Defendant in this case maintains that the definition of handicap under the LAD does not deviate from the definition of disability under the ADA. Defendant argues that the requirements for showing handicap under the LAD are analogous to the ADA's requirement that the purported condition interfere with a major life activity, and since Olson cannot meet his burden under the ADA, his LAD claim must also fail. However, courts have explicitly ruled that the LAD has no such major life activities handicap requirement. Gimello v. Agency Rent-A-Car Systems, 250 N.J. Super. 338, 358, 594 A.2d 264 (App. Div. 1991); Illingworth v. Nestle U.S.A., Inc., 926 F. Supp. 482, 488 (D.N.J. 1996) ("the LAD, unlike the Americans With Disabilities Act, has no such 'major life activities handicap' requirement") (citing Gimello). Accordingly, the court's analysis of Olson's ADA claim is not determinative of his LAD claim. The Third Circuit affirmed that, procedurally, claims brought under the ADA and the LAD are analyzed identically under the burden-shifting framework set forth in McDonnell Douglas Corp. v. Green, 411 U.S. 792, 36 L. Ed. 2d 668, 93 S. Ct. 1817 (1973). Olson, 101 F.3d at 956. However, the analysis of a plaintiff's substantive claim differs under the ADA and LAD. Gimello, supra ; Illingworth, supra.
New Jersey courts have repeatedly emphasized the broad remedial nature of the LAD, and have admonished that it should be construed liberally.
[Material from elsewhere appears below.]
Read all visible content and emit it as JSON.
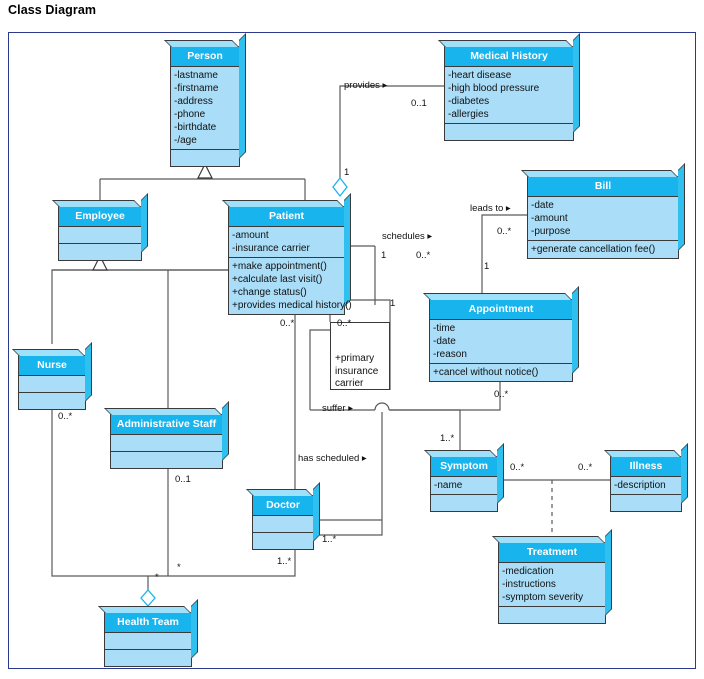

In Andersen v. Exxon Co., 89 N.J. 483, 446 A.2d 486 (1982), the New Jersey Supreme Court determined that the LAD was intended to cover more than just "severe" disabilities. The Court later clarified that the LAD is remedial social legislation deserving of a liberal construction, and that the statutory definition of "handicapped" is very broad in its scope. Clowes v. Terminix International Inc., 109 N.J. 575, 590-95, 538 A.2d 794 (1988). In Clowes, the Court determined that alcoholism is a handicap within the meaning of the LAD. The court reasoned that
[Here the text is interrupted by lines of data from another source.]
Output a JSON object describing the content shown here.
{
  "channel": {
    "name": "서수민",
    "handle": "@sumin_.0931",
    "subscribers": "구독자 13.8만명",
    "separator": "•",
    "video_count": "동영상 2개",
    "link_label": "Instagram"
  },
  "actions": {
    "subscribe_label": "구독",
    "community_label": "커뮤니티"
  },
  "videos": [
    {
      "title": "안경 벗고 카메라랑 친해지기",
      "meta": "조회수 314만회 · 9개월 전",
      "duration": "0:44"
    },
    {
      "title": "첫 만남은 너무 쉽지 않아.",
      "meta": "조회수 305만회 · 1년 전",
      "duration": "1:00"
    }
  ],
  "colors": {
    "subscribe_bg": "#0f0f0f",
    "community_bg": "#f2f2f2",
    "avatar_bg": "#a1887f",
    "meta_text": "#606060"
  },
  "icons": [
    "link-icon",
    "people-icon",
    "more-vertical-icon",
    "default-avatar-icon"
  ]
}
as generally understood by the medical profession, alcoholism is a disease that manifests itself by both physical and psychological symptoms. Depending on the symptoms presented in any one case, an alcoholic might suffer from either a "physical disability [or] infirmity . . . which is caused by illness," or from a "mental [or] psychological . . . disability resulting from psychological, physiological or neurological conditions which . ...